Task requirements >>
Could you please return each line of the data that has the word "describing"?

Task material >>
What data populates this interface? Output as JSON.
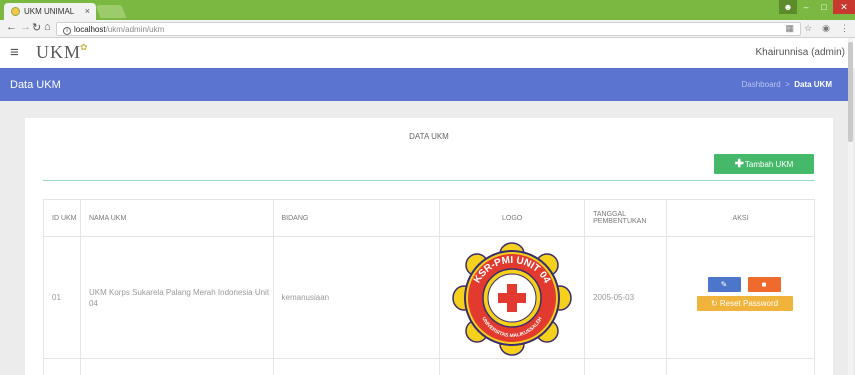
{
  "browser": {
    "tab_title": "UKM UNIMAL",
    "tab_close": "×",
    "url_host": "localhost",
    "url_path": "/ukm/admin/ukm",
    "info_glyph": "i"
  },
  "header": {
    "brand": "UKM",
    "user": "Khairunnisa (admin)"
  },
  "page": {
    "title": "Data UKM",
    "breadcrumb_home": "Dashboard",
    "breadcrumb_sep": ">",
    "breadcrumb_current": "Data UKM"
  },
  "card": {
    "title": "DATA UKM",
    "add_button_label": "Tambah UKM"
  },
  "table": {
    "columns": {
      "id": "ID UKM",
      "name": "NAMA UKM",
      "field": "BIDANG",
      "logo": "LOGO",
      "date": "TANGGAL PEMBENTUKAN",
      "actions": "AKSI"
    },
    "rows": [
      {
        "id": "01",
        "name": "UKM Korps Sukarela Palang Merah Indonesia Unit 04",
        "field": "kemanusiaan",
        "date": "2005-05-03",
        "logo_text_top": "KSR-PMI UNIT 04",
        "logo_text_bottom": "UNIVERSITAS MALIKUSSALEH",
        "reset_label": "Reset Password"
      }
    ]
  },
  "colors": {
    "tabbar": "#7ab842",
    "page_header": "#5a74d0",
    "add_button": "#45b86a",
    "edit_button": "#4c76c9",
    "delete_button": "#ee6b2d",
    "reset_button": "#f0b33b"
  }
}
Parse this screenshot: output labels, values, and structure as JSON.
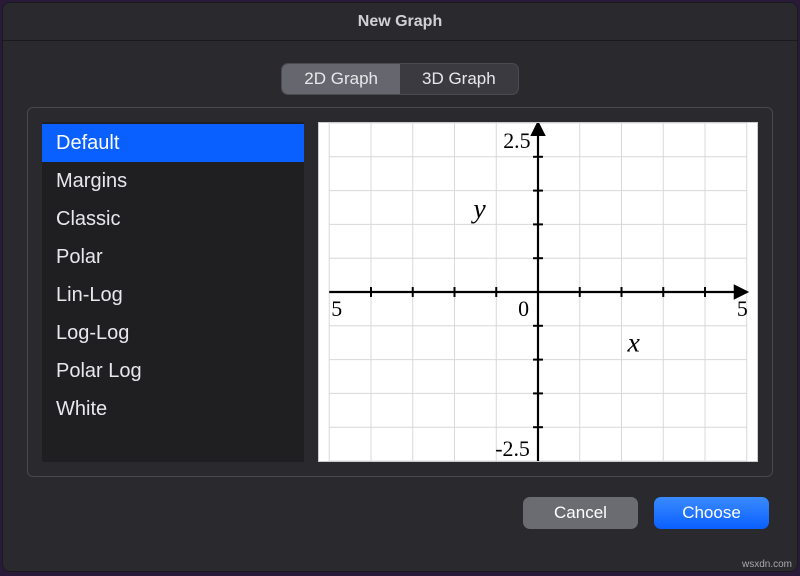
{
  "window": {
    "title": "New Graph"
  },
  "tabs": {
    "two_d": "2D Graph",
    "three_d": "3D Graph",
    "selected": "two_d"
  },
  "templates": {
    "items": [
      "Default",
      "Margins",
      "Classic",
      "Polar",
      "Lin-Log",
      "Log-Log",
      "Polar Log",
      "White"
    ],
    "selected_index": 0
  },
  "preview": {
    "y_axis_label": "y",
    "x_axis_label": "x",
    "y_tick_top": "2.5",
    "y_tick_bottom": "-2.5",
    "x_tick_center": "0",
    "x_tick_left_edge": "5",
    "x_tick_right_edge": "5"
  },
  "buttons": {
    "cancel": "Cancel",
    "choose": "Choose"
  },
  "watermark": "wsxdn.com"
}
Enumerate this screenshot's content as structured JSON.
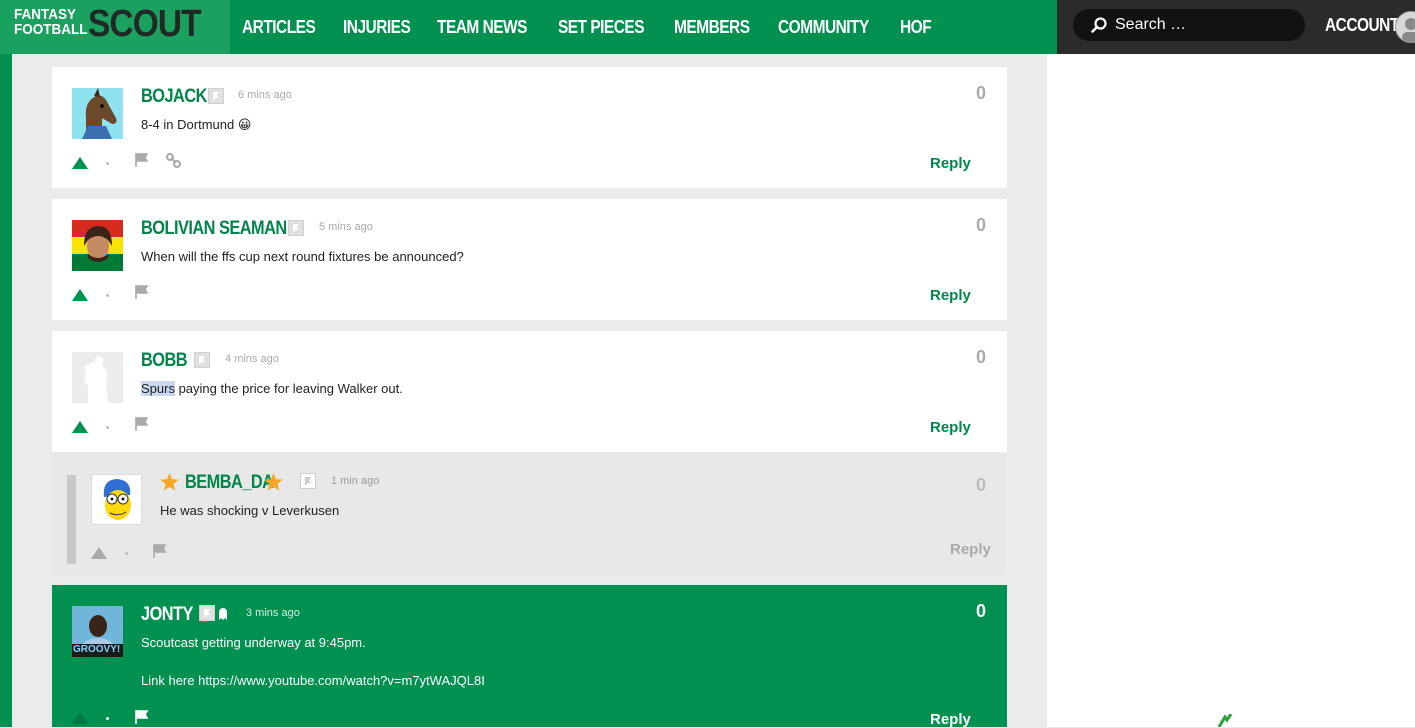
{
  "header": {
    "logo_line1": "FANTASY",
    "logo_line2": "FOOTBALL",
    "logo_big": "SCOUT",
    "nav": [
      "ARTICLES",
      "INJURIES",
      "TEAM NEWS",
      "SET PIECES",
      "MEMBERS",
      "COMMUNITY",
      "HOF"
    ],
    "search_placeholder": "Search …",
    "account_label": "ACCOUNT"
  },
  "comments": [
    {
      "user": "BOJACK",
      "time": "6 mins ago",
      "text": "8-4 in Dortmund 😀",
      "score": "0",
      "reply": "Reply"
    },
    {
      "user": "BOLIVIAN SEAMAN",
      "time": "5 mins ago",
      "text": "When will the ffs cup next round fixtures be announced?",
      "score": "0",
      "reply": "Reply"
    },
    {
      "user": "BOBB",
      "time": "4 mins ago",
      "text_highlight": "Spurs",
      "text_rest": " paying the price for leaving Walker out.",
      "score": "0",
      "reply": "Reply"
    },
    {
      "user": "BEMBA_DA",
      "time": "1 min ago",
      "text": "He was shocking v Leverkusen",
      "score": "0",
      "reply": "Reply"
    },
    {
      "user": "JONTY",
      "time": "3 mins ago",
      "text": "Scoutcast getting underway at 9:45pm.",
      "text2": "Link here https://www.youtube.com/watch?v=m7ytWAJQL8I",
      "score": "0",
      "reply": "Reply",
      "avatar_caption": "GROOVY!"
    }
  ],
  "colors": {
    "brand_green": "#00904f",
    "link_green": "#00864a",
    "star": "#f5a623"
  }
}
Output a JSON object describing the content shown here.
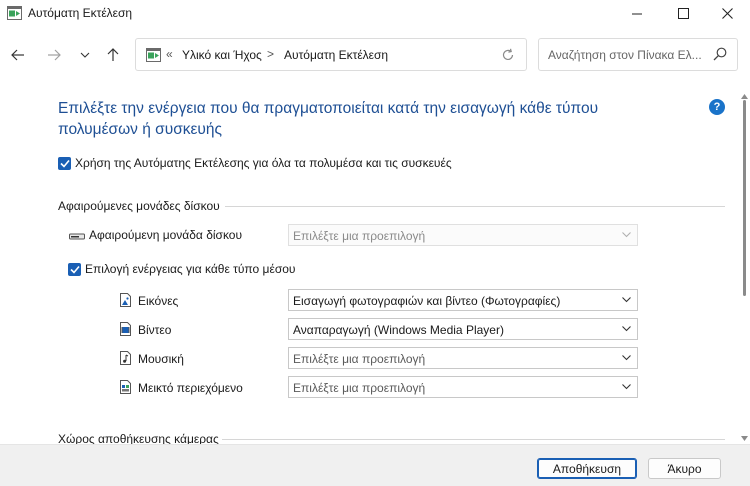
{
  "window": {
    "title": "Αυτόματη Εκτέλεση",
    "icon": "autoplay-icon"
  },
  "nav": {
    "breadcrumb_chevron": "«",
    "crumb_parent": "Υλικό και Ήχος",
    "crumb_separator": ">",
    "crumb_current": "Αυτόματη Εκτέλεση",
    "search_placeholder": "Αναζήτηση στον Πίνακα Ελ..."
  },
  "main": {
    "heading": "Επιλέξτε την ενέργεια που θα πραγματοποιείται κατά την εισαγωγή κάθε τύπου πολυμέσων ή συσκευής",
    "use_autoplay": {
      "label": "Χρήση της Αυτόματης Εκτέλεσης για όλα τα πολυμέσα και τις συσκευές",
      "checked": true
    },
    "removable_section": {
      "title": "Αφαιρούμενες μονάδες δίσκου",
      "drive_label": "Αφαιρούμενη μονάδα δίσκου",
      "drive_select": "Επιλέξτε μια προεπιλογή",
      "per_media": {
        "label": "Επιλογή ενέργειας για κάθε τύπο μέσου",
        "checked": true
      },
      "media": [
        {
          "label": "Εικόνες",
          "icon": "pictures-icon",
          "value": "Εισαγωγή φωτογραφιών και βίντεο (Φωτογραφίες)",
          "placeholder": false
        },
        {
          "label": "Βίντεο",
          "icon": "video-icon",
          "value": "Αναπαραγωγή (Windows Media Player)",
          "placeholder": false
        },
        {
          "label": "Μουσική",
          "icon": "music-icon",
          "value": "Επιλέξτε μια προεπιλογή",
          "placeholder": true
        },
        {
          "label": "Μεικτό περιεχόμενο",
          "icon": "mixed-content-icon",
          "value": "Επιλέξτε μια προεπιλογή",
          "placeholder": true
        }
      ]
    },
    "camera_section": {
      "title": "Χώρος αποθήκευσης κάμερας"
    }
  },
  "footer": {
    "save_label": "Αποθήκευση",
    "cancel_label": "Άκυρο"
  },
  "colors": {
    "heading": "#1e4f94",
    "accent": "#1a5fb4",
    "help": "#1a73c9"
  }
}
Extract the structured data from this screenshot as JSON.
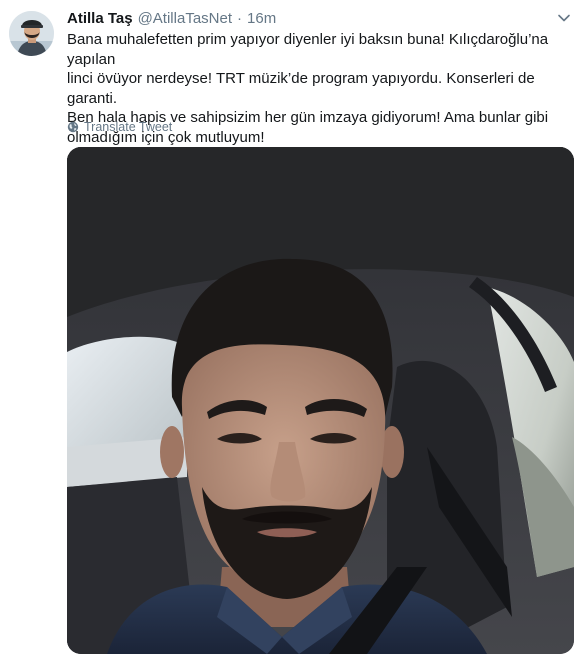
{
  "tweet": {
    "display_name": "Atilla Taş",
    "handle": "@AtillaTasNet",
    "separator": "·",
    "timestamp": "16m",
    "text": "Bana muhalefetten prim yapıyor diyenler iyi baksın buna! Kılıçdaroğlu’na yapılan\nlinci övüyor nerdeyse! TRT müzik’de program yapıyordu. Konserleri de garanti.\nBen hala hapis ve sahipsizim her gün imzaya gidiyorum! Ama bunlar gibi\nolmadığım için çok mutluyum!",
    "translate_label": "Translate Tweet"
  },
  "icons": {
    "avatar": "user-avatar",
    "more": "chevron-down-icon",
    "translate": "globe-icon",
    "media": "video-thumbnail"
  },
  "colors": {
    "text_primary": "#14171a",
    "text_secondary": "#657786",
    "background": "#ffffff"
  }
}
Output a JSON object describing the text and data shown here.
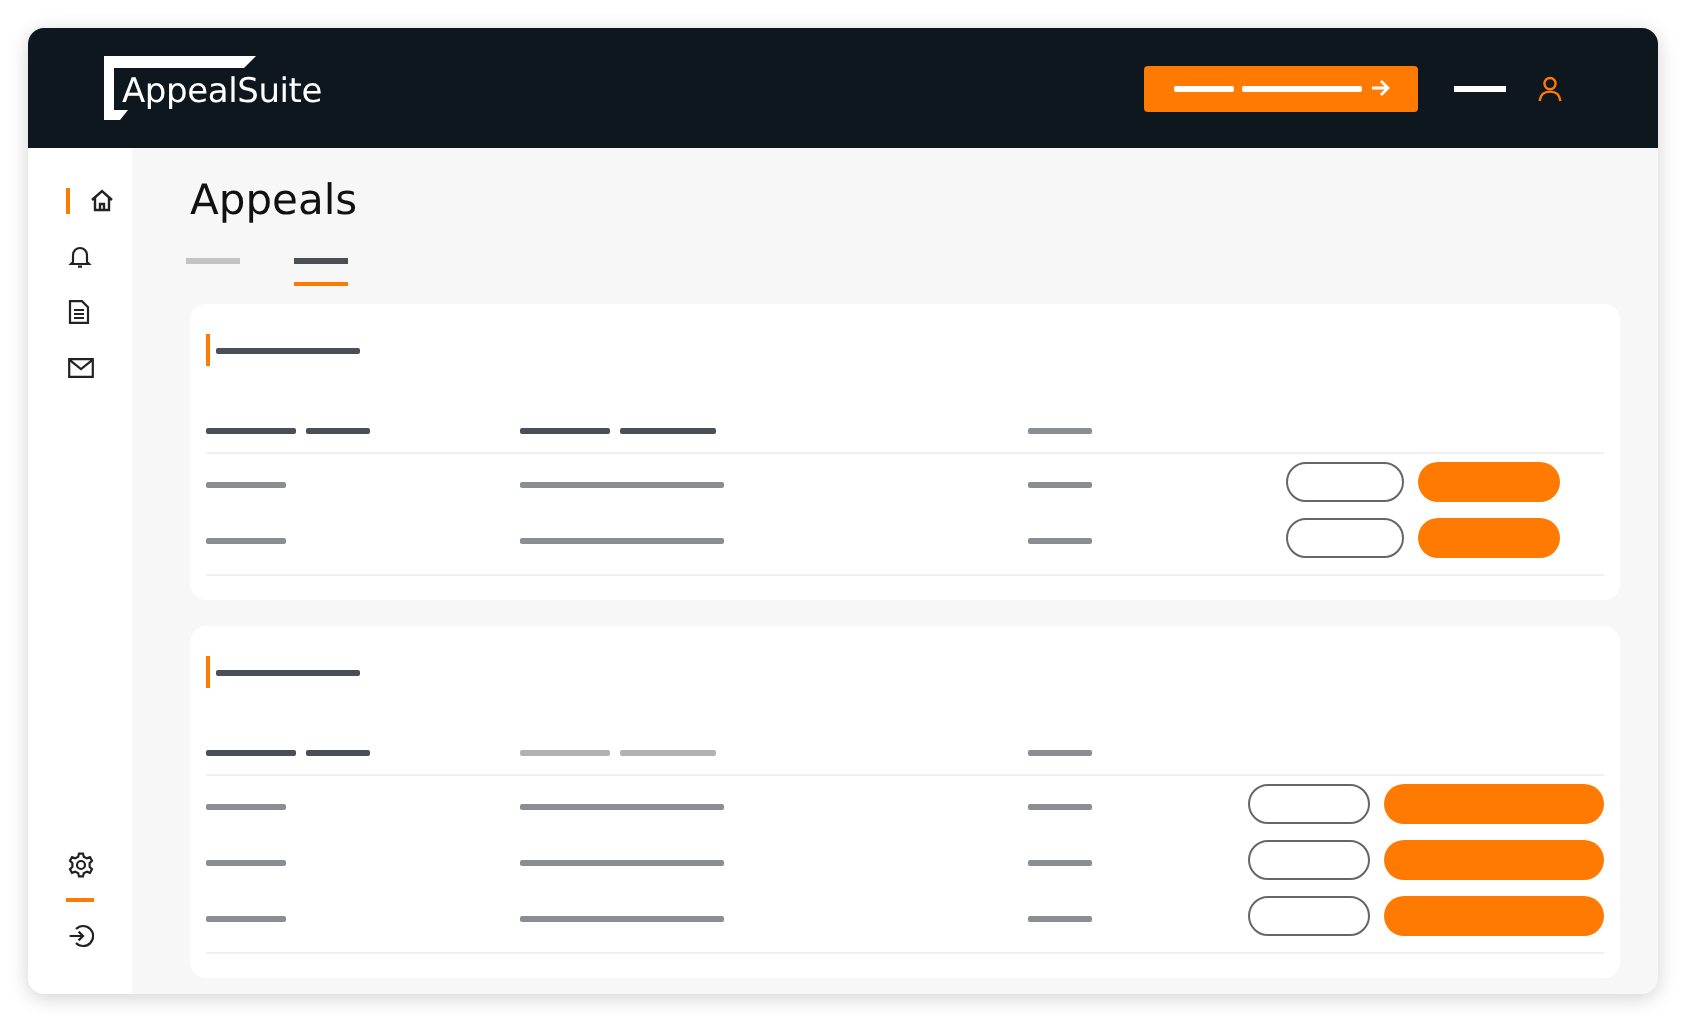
{
  "header": {
    "logo": "AppealSuite"
  },
  "nav": [
    {
      "kind": "home",
      "selected": true
    },
    {
      "kind": "bell",
      "selected": false
    },
    {
      "kind": "document",
      "selected": false
    },
    {
      "kind": "mail",
      "selected": false
    }
  ],
  "nav_bottom": [
    {
      "kind": "settings"
    },
    {
      "kind": "divider"
    },
    {
      "kind": "logout"
    }
  ],
  "page": {
    "title": "Appeals"
  },
  "tabs": [
    {
      "selected": false
    },
    {
      "selected": true
    }
  ],
  "cards": [
    {
      "kind": "compact",
      "header_columns": [
        {
          "muted": false
        },
        {
          "muted": false
        },
        {
          "muted": false
        }
      ],
      "rows": [
        {
          "kind": "skeleton"
        },
        {
          "kind": "skeleton"
        }
      ]
    },
    {
      "kind": "wide",
      "header_columns": [
        {
          "muted": false
        },
        {
          "muted": true
        },
        {
          "muted": false
        }
      ],
      "rows": [
        {
          "kind": "skeleton"
        },
        {
          "kind": "skeleton"
        },
        {
          "kind": "skeleton"
        }
      ]
    }
  ]
}
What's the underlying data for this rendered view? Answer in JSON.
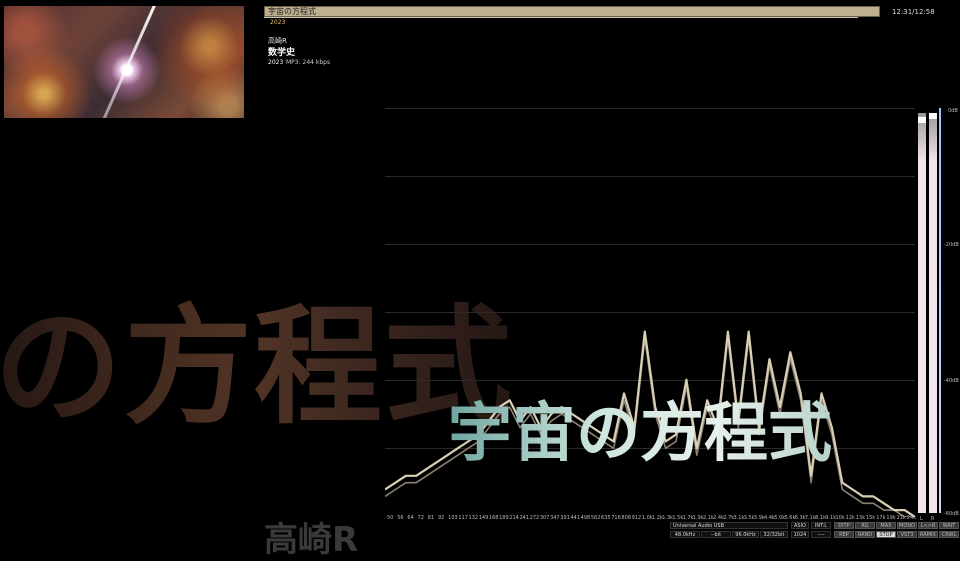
{
  "title_bar": {
    "track_title": "宇宙の方程式",
    "year": "2023",
    "clock": "12:31/12:58"
  },
  "track": {
    "artist": "高崎R",
    "album": "数学史",
    "year": "2023",
    "format": "MP3: 244 kbps"
  },
  "background": {
    "big_title": "の方程式",
    "big_artist": "高崎R"
  },
  "overlay_title": "宇宙の方程式",
  "db_labels": [
    "0dB",
    "-20dB",
    "-40dB",
    "-60dB"
  ],
  "meter_labels": [
    "L",
    "R"
  ],
  "frequencies": [
    "50",
    "56",
    "64",
    "72",
    "81",
    "92",
    "103",
    "117",
    "132",
    "149",
    "168",
    "189",
    "214",
    "241",
    "272",
    "307",
    "347",
    "391",
    "441",
    "498",
    "562",
    "635",
    "716",
    "808",
    "912",
    "1.0k",
    "1.2k",
    "1.3k",
    "1.5k",
    "1.7k",
    "1.9k",
    "2.1k",
    "2.4k",
    "2.7k",
    "3.1k",
    "3.5k",
    "3.9k",
    "4.4k",
    "5.0k",
    "5.6k",
    "6.3k",
    "7.1k",
    "8.1k",
    "9.1k",
    "10k",
    "12k",
    "13k",
    "15k",
    "17k",
    "19k",
    "21k",
    "24k"
  ],
  "chart_data": {
    "type": "line",
    "ylim": [
      -60,
      0
    ],
    "series": [
      {
        "values": [
          -56,
          -55,
          -54,
          -54,
          -53,
          -52,
          -51,
          -50,
          -49,
          -48,
          -46,
          -44,
          -43,
          -46,
          -44,
          -47,
          -45,
          -44,
          -45,
          -46,
          -47,
          -48,
          -49,
          -42,
          -47,
          -33,
          -44,
          -49,
          -48,
          -40,
          -50,
          -43,
          -47,
          -33,
          -46,
          -33,
          -47,
          -37,
          -44,
          -36,
          -42,
          -54,
          -42,
          -47,
          -55,
          -56,
          -57,
          -57,
          -58,
          -59,
          -59,
          -60
        ]
      },
      {
        "values": [
          -57,
          -56,
          -55,
          -55,
          -54,
          -53,
          -52,
          -51,
          -50,
          -49,
          -47,
          -45,
          -44,
          -47,
          -45,
          -48,
          -46,
          -45,
          -46,
          -47,
          -48,
          -49,
          -50,
          -43,
          -48,
          -34,
          -45,
          -50,
          -49,
          -41,
          -51,
          -44,
          -48,
          -34,
          -47,
          -34,
          -48,
          -38,
          -45,
          -37,
          -43,
          -55,
          -43,
          -48,
          -56,
          -57,
          -58,
          -58,
          -59,
          -59,
          -60,
          -60
        ]
      }
    ]
  },
  "status": {
    "device": "Universal Audio USB",
    "asio": "ASIO",
    "int_l": "INT:L",
    "sample_rate": "48.0kHz",
    "bit": "--bit",
    "out_rate": "96.0kHz",
    "bits": "32/32bit",
    "buffer": "1024",
    "dashes": "----",
    "buttons_row1": [
      "DITP",
      "RG",
      "MAX",
      "MONO",
      "L<>R",
      "WAIT"
    ],
    "buttons_row2": [
      "REP",
      "RAND",
      "STOP",
      "VST3",
      "RAMIX",
      "CRWL"
    ]
  }
}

Solution to the problem >>
Output a JSON object describing the content shown here.
Output a JSON object describing the text and data shown here.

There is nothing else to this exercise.